> _Instructions to follow_: Copy out, from the data, each line containing the string "title".

Entries from a dataset of interfaces:

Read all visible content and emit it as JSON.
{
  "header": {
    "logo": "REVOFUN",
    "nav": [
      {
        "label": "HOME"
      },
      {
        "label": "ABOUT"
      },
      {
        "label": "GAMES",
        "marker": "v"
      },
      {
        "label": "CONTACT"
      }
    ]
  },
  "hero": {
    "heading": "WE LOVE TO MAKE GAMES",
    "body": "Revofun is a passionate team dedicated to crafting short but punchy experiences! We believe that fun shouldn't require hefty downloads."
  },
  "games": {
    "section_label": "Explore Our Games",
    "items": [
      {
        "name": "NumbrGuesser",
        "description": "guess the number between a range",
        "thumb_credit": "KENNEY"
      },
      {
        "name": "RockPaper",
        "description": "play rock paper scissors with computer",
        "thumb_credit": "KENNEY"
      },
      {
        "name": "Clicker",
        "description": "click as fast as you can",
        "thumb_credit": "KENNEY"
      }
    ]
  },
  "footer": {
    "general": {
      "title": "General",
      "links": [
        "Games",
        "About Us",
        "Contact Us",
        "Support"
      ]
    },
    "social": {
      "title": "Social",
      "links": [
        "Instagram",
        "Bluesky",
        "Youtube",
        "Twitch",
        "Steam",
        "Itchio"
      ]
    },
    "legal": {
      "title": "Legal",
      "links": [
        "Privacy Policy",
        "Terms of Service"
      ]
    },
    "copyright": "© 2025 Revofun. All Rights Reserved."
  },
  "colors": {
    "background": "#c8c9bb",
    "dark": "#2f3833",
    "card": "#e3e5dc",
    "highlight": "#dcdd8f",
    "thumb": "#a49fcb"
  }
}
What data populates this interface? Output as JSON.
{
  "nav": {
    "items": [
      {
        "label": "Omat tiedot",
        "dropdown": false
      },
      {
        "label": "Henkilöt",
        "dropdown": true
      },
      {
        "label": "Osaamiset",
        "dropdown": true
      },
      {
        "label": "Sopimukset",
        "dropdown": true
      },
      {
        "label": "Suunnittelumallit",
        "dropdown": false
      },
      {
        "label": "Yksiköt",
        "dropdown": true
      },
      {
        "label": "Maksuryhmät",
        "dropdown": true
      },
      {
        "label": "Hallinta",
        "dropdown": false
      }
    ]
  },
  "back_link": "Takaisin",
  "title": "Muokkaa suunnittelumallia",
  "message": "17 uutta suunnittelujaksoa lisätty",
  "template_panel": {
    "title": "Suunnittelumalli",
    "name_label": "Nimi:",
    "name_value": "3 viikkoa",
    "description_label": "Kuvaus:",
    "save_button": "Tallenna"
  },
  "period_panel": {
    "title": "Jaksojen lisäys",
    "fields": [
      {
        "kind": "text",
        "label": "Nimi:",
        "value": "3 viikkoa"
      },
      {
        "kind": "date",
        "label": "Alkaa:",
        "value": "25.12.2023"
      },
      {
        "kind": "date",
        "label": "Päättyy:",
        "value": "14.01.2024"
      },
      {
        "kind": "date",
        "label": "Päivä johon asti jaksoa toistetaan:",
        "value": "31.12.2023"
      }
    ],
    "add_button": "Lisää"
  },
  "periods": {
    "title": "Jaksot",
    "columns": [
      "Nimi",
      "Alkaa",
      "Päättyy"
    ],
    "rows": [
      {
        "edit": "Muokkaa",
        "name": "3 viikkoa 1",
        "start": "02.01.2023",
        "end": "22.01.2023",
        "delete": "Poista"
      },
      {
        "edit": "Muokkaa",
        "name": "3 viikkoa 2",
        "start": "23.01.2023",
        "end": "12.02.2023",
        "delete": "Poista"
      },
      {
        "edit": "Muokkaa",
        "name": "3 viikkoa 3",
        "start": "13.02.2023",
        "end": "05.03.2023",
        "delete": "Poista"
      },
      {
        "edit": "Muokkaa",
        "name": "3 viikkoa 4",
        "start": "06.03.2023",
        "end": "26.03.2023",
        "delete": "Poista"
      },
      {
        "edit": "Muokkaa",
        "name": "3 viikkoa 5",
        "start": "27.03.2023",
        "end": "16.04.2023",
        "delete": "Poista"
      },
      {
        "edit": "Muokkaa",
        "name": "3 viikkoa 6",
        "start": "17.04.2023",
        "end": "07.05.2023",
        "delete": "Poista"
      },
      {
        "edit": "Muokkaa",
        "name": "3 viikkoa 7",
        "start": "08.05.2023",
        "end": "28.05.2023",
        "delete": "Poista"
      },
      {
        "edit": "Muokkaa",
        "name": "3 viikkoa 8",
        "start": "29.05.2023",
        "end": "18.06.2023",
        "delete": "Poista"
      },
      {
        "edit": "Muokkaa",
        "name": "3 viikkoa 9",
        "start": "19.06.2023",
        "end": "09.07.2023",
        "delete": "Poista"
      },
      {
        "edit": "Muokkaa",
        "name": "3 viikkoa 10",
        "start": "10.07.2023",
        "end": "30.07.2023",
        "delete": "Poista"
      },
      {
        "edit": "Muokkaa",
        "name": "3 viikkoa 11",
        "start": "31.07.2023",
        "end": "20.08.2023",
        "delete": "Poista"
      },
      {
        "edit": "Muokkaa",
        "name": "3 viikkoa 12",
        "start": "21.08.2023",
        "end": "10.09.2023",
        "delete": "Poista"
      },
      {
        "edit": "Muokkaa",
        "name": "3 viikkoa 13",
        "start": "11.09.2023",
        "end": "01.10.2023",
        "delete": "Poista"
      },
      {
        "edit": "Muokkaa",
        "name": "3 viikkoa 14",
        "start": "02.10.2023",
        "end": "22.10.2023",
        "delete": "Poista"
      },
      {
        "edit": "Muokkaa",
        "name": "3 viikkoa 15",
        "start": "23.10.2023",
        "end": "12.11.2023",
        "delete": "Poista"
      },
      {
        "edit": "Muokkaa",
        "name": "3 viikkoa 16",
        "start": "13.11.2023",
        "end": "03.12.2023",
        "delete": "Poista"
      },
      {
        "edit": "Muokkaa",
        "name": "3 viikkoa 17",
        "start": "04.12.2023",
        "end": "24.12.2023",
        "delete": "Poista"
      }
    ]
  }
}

> _Exercise output_:
      "title": "General",
      "title": "Social",
      "title": "Legal",
  "title": "Muokkaa suunnittelumallia",
    "title": "Suunnittelumalli",
    "title": "Jaksojen lisäys",
    "title": "Jaksot",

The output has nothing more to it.